The problem
Set down the entries exactly. No line may differ from its source.

(Stored items from a collection)
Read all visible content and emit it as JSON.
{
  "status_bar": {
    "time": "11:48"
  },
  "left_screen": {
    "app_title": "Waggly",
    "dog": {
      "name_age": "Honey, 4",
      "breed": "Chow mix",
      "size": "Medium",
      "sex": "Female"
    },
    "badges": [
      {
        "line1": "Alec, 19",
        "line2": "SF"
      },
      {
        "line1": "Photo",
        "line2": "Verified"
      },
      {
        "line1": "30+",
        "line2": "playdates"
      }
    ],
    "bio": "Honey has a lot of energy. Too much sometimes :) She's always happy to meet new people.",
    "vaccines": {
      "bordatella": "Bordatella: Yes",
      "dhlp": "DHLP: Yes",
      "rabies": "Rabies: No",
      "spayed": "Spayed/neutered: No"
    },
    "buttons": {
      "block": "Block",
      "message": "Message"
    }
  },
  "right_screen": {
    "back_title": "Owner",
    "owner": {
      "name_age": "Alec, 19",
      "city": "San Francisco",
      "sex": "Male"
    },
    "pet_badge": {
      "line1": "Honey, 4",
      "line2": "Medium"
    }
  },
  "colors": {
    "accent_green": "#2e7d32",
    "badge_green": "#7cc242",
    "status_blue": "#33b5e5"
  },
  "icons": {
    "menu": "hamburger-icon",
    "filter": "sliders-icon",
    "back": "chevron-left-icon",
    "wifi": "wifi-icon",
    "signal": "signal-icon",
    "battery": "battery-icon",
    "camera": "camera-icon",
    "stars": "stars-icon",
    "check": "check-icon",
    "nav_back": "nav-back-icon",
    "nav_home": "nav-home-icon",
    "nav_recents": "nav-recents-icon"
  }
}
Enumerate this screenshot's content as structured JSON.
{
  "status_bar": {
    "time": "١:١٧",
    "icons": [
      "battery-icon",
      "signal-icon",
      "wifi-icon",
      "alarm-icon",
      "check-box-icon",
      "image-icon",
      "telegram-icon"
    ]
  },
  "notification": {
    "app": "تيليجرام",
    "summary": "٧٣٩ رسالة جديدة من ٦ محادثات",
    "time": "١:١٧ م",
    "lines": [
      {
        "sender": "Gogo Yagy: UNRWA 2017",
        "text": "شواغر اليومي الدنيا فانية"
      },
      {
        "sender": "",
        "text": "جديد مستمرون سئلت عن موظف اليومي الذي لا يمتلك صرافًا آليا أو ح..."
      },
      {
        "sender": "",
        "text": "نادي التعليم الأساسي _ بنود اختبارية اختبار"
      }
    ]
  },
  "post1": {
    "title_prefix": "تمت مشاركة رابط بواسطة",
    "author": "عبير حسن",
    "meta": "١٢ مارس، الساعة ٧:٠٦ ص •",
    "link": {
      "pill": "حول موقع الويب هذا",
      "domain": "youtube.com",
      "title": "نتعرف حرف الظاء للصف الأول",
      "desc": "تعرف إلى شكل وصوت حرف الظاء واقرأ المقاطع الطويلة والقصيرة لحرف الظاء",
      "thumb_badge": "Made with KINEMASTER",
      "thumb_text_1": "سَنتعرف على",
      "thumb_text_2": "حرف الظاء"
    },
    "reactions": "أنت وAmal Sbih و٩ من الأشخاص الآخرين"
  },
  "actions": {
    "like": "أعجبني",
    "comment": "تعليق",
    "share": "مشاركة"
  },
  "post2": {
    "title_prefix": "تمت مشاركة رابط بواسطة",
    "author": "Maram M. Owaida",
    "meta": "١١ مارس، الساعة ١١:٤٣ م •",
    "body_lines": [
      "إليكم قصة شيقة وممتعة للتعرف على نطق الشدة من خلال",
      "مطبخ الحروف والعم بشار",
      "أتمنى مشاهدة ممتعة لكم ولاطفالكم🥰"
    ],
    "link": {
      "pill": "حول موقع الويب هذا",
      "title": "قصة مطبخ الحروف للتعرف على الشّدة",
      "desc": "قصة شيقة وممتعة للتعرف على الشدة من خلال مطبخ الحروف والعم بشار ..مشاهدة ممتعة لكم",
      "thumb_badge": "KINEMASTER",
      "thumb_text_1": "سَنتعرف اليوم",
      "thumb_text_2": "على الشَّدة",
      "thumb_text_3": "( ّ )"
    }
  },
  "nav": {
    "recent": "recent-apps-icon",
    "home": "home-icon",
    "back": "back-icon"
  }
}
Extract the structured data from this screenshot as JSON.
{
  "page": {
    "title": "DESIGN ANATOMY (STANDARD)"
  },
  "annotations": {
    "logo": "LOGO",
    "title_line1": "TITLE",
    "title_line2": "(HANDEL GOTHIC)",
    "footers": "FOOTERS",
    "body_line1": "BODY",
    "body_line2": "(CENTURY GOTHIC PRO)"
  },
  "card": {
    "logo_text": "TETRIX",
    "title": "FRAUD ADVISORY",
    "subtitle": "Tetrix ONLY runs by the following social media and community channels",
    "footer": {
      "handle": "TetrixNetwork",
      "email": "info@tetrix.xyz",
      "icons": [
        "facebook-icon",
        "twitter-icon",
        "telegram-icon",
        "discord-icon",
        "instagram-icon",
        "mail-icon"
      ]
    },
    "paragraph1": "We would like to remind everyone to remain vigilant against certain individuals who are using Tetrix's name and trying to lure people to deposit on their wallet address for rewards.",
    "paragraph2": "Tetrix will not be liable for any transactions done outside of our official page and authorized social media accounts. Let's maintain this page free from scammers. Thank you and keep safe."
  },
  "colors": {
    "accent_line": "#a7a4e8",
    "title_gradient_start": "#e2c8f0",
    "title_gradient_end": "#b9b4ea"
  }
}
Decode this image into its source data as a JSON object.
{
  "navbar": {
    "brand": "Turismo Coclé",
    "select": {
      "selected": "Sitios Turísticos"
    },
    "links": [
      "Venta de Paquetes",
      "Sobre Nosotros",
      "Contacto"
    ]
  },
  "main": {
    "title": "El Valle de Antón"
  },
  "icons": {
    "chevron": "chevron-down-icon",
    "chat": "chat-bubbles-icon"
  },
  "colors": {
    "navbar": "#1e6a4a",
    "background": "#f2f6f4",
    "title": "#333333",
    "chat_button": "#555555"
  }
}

Response area
Read all visible content and emit it as JSON.
{
  "status_bar": {
    "time": "11:48"
  },
  "left_screen": {
    "app_title": "Waggly",
    "dog": {
      "name_age": "Honey, 4",
      "breed": "Chow mix",
      "size": "Medium",
      "sex": "Female"
    },
    "badges": [
      {
        "line1": "Alec, 19",
        "line2": "SF"
      },
      {
        "line1": "Photo",
        "line2": "Verified"
      },
      {
        "line1": "30+",
        "line2": "playdates"
      }
    ],
    "bio": "Honey has a lot of energy. Too much sometimes :) She's always happy to meet new people.",
    "vaccines": {
      "bordatella": "Bordatella: Yes",
      "dhlp": "DHLP: Yes",
      "rabies": "Rabies: No",
      "spayed": "Spayed/neutered: No"
    },
    "buttons": {
      "block": "Block",
      "message": "Message"
    }
  },
  "right_screen": {
    "back_title": "Owner",
    "owner": {
      "name_age": "Alec, 19",
      "city": "San Francisco",
      "sex": "Male"
    },
    "pet_badge": {
      "line1": "Honey, 4",
      "line2": "Medium"
    }
  },
  "colors": {
    "accent_green": "#2e7d32",
    "badge_green": "#7cc242",
    "status_blue": "#33b5e5"
  },
  "icons": {
    "menu": "hamburger-icon",
    "filter": "sliders-icon",
    "back": "chevron-left-icon",
    "wifi": "wifi-icon",
    "signal": "signal-icon",
    "battery": "battery-icon",
    "camera": "camera-icon",
    "stars": "stars-icon",
    "check": "check-icon",
    "nav_back": "nav-back-icon",
    "nav_home": "nav-home-icon",
    "nav_recents": "nav-recents-icon"
  }
}
Enumerate this screenshot's content as structured JSON.
{
  "status_bar": {
    "time": "١:١٧",
    "icons": [
      "battery-icon",
      "signal-icon",
      "wifi-icon",
      "alarm-icon",
      "check-box-icon",
      "image-icon",
      "telegram-icon"
    ]
  },
  "notification": {
    "app": "تيليجرام",
    "summary": "٧٣٩ رسالة جديدة من ٦ محادثات",
    "time": "١:١٧ م",
    "lines": [
      {
        "sender": "Gogo Yagy: UNRWA 2017",
        "text": "شواغر اليومي الدنيا فانية"
      },
      {
        "sender": "",
        "text": "جديد مستمرون سئلت عن موظف اليومي الذي لا يمتلك صرافًا آليا أو ح..."
      },
      {
        "sender": "",
        "text": "نادي التعليم الأساسي _ بنود اختبارية اختبار"
      }
    ]
  },
  "post1": {
    "title_prefix": "تمت مشاركة رابط بواسطة",
    "author": "عبير حسن",
    "meta": "١٢ مارس، الساعة ٧:٠٦ ص •",
    "link": {
      "pill": "حول موقع الويب هذا",
      "domain": "youtube.com",
      "title": "نتعرف حرف الظاء للصف الأول",
      "desc": "تعرف إلى شكل وصوت حرف الظاء واقرأ المقاطع الطويلة والقصيرة لحرف الظاء",
      "thumb_badge": "Made with KINEMASTER",
      "thumb_text_1": "سَنتعرف على",
      "thumb_text_2": "حرف الظاء"
    },
    "reactions": "أنت وAmal Sbih و٩ من الأشخاص الآخرين"
  },
  "actions": {
    "like": "أعجبني",
    "comment": "تعليق",
    "share": "مشاركة"
  },
  "post2": {
    "title_prefix": "تمت مشاركة رابط بواسطة",
    "author": "Maram M. Owaida",
    "meta": "١١ مارس، الساعة ١١:٤٣ م •",
    "body_lines": [
      "إليكم قصة شيقة وممتعة للتعرف على نطق الشدة من خلال",
      "مطبخ الحروف والعم بشار",
      "أتمنى مشاهدة ممتعة لكم ولاطفالكم🥰"
    ],
    "link": {
      "pill": "حول موقع الويب هذا",
      "title": "قصة مطبخ الحروف للتعرف على الشّدة",
      "desc": "قصة شيقة وممتعة للتعرف على الشدة من خلال مطبخ الحروف والعم بشار ..مشاهدة ممتعة لكم",
      "thumb_badge": "KINEMASTER",
      "thumb_text_1": "سَنتعرف اليوم",
      "thumb_text_2": "على الشَّدة",
      "thumb_text_3": "( ّ )"
    }
  },
  "nav": {
    "recent": "recent-apps-icon",
    "home": "home-icon",
    "back": "back-icon"
  }
}
Extract the structured data from this screenshot as JSON.
{
  "page": {
    "title": "DESIGN ANATOMY (STANDARD)"
  },
  "annotations": {
    "logo": "LOGO",
    "title_line1": "TITLE",
    "title_line2": "(HANDEL GOTHIC)",
    "footers": "FOOTERS",
    "body_line1": "BODY",
    "body_line2": "(CENTURY GOTHIC PRO)"
  },
  "card": {
    "logo_text": "TETRIX",
    "title": "FRAUD ADVISORY",
    "subtitle": "Tetrix ONLY runs by the following social media and community channels",
    "footer": {
      "handle": "TetrixNetwork",
      "email": "info@tetrix.xyz",
      "icons": [
        "facebook-icon",
        "twitter-icon",
        "telegram-icon",
        "discord-icon",
        "instagram-icon",
        "mail-icon"
      ]
    },
    "paragraph1": "We would like to remind everyone to remain vigilant against certain individuals who are using Tetrix's name and trying to lure people to deposit on their wallet address for rewards.",
    "paragraph2": "Tetrix will not be liable for any transactions done outside of our official page and authorized social media accounts. Let's maintain this page free from scammers. Thank you and keep safe."
  },
  "colors": {
    "accent_line": "#a7a4e8",
    "title_gradient_start": "#e2c8f0",
    "title_gradient_end": "#b9b4ea"
  }
}
Decode this image into its source data as a JSON object.
{
  "navbar": {
    "brand": "Turismo Coclé",
    "select": {
      "selected": "Sitios Turísticos"
    },
    "links": [
      "Venta de Paquetes",
      "Sobre Nosotros",
      "Contacto"
    ]
  },
  "main": {
    "title": "El Valle de Antón"
  },
  "icons": {
    "chevron": "chevron-down-icon",
    "chat": "chat-bubbles-icon"
  },
  "colors": {
    "navbar": "#1e6a4a",
    "background": "#f2f6f4",
    "title": "#333333",
    "chat_button": "#555555"
  }
}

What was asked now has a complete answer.